The al-Qaeda 'fight' club
Radicalized Sunni Muslims comprise the heart of al-Qaeda as it was founded by Osama bin Laden to fight the Soviet invaders in Afghanistan. With Osama and the founding leaders eliminated, the stateless organization remains a club for radical Islam Jihadists. The UN Security Council, NATO, EU and USA classify them as terrorists.
Who are the members now and what are they fighting against?
First, they are Muslims who believe in governance by sharia law -- Law by the Quran.
Second, they want to expel anything that is not Muslim from what they define as lands of Islam.
They are at war with the world outside Islam. The war is transportable.

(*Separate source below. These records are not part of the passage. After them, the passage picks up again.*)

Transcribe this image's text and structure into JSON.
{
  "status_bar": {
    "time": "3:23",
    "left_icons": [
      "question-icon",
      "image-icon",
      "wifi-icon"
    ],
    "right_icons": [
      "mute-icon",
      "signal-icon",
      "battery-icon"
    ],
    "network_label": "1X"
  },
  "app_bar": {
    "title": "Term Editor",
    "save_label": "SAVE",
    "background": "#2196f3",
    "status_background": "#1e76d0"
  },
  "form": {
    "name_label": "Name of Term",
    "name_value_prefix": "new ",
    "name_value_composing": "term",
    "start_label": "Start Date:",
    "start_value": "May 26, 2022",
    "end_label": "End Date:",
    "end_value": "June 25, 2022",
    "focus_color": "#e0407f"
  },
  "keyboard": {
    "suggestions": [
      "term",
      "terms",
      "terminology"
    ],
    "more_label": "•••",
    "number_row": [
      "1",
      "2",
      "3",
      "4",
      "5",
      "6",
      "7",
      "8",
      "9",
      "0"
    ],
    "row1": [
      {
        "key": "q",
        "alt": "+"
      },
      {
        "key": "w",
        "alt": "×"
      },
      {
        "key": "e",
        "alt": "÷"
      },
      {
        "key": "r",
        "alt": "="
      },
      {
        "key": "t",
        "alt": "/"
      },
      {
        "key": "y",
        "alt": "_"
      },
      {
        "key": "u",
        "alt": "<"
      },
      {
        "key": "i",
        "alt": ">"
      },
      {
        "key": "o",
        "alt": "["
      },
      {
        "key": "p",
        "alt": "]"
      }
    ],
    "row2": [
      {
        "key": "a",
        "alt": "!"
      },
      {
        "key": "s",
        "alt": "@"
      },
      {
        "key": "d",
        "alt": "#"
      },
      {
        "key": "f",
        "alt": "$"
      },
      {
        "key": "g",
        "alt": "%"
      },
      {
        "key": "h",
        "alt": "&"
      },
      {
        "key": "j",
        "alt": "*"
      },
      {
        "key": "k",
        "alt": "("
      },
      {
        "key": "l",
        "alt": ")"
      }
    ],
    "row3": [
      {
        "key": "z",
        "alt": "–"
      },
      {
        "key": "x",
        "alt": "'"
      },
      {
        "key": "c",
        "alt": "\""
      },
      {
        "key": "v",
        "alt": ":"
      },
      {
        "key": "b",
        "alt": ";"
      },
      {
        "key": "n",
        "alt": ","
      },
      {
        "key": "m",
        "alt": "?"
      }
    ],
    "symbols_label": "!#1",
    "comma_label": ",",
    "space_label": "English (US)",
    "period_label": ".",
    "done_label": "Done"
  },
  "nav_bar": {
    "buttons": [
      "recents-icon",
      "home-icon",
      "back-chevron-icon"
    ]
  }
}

Muslims who wish to practice sharia law within their families may find themselves at odds with the nation states in which they live.
Radical Muslims are at war among themselves, Sunnis vs. Shiites for instance.

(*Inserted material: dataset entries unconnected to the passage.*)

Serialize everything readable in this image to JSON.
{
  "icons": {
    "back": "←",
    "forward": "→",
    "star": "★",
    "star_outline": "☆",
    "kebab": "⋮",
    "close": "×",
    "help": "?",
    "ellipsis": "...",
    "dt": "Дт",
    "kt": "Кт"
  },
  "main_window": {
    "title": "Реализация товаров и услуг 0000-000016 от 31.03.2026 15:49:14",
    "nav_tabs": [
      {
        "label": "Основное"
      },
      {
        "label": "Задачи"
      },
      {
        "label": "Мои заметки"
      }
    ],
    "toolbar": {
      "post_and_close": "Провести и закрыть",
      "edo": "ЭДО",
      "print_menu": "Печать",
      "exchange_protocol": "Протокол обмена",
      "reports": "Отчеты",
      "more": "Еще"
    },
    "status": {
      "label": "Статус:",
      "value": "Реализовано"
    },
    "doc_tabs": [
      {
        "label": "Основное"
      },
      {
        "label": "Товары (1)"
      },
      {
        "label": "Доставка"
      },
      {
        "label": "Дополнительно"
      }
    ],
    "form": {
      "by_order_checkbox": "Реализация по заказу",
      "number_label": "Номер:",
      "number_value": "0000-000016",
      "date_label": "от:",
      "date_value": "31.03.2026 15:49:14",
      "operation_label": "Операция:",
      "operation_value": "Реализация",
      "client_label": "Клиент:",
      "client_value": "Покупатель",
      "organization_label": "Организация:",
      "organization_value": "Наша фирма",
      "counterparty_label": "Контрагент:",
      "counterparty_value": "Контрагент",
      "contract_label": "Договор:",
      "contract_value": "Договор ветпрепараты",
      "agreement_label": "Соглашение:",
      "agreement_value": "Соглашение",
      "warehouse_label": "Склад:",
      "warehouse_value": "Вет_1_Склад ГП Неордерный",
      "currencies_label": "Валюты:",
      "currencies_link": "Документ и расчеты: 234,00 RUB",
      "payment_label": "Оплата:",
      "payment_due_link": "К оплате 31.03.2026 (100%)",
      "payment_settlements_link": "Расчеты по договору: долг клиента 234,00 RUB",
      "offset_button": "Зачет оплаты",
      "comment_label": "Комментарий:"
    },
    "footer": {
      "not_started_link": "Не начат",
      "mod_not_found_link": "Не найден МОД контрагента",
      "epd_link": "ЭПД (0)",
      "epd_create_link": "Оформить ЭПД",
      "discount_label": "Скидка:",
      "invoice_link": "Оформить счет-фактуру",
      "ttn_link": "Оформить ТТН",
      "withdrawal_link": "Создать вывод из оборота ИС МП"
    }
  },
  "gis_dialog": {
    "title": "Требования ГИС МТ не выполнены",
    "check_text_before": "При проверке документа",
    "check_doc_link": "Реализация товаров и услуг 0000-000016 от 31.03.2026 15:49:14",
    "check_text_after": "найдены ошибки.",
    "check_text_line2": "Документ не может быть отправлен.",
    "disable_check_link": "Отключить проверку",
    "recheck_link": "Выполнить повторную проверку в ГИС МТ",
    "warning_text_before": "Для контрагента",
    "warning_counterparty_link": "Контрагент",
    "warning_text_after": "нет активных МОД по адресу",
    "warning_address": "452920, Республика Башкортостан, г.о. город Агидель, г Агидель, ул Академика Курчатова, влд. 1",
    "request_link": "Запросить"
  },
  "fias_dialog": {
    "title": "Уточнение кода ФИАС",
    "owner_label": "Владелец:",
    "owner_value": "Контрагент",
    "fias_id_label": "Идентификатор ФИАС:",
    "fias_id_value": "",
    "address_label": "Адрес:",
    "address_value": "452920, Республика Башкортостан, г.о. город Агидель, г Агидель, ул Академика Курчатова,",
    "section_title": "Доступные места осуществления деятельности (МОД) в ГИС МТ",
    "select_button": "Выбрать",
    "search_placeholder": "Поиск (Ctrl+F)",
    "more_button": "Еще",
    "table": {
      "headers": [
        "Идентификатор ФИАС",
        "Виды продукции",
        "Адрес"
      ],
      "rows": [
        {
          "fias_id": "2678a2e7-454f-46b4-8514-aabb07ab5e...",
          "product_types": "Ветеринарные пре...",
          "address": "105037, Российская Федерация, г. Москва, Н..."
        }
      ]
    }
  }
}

Al-Qaeda members are outliers to the modern world who are often poor and exploited by wealthy leaders who enjoy power in commanding terror outside formal political institutions.
To limit and to eliminate them requires constant vigilance and attention to their formation and to their sources of funding. It requires identifying their leaders and eliminating them.
That requires international cooperation as we have with increasing focus wherever new cells emerge. (...)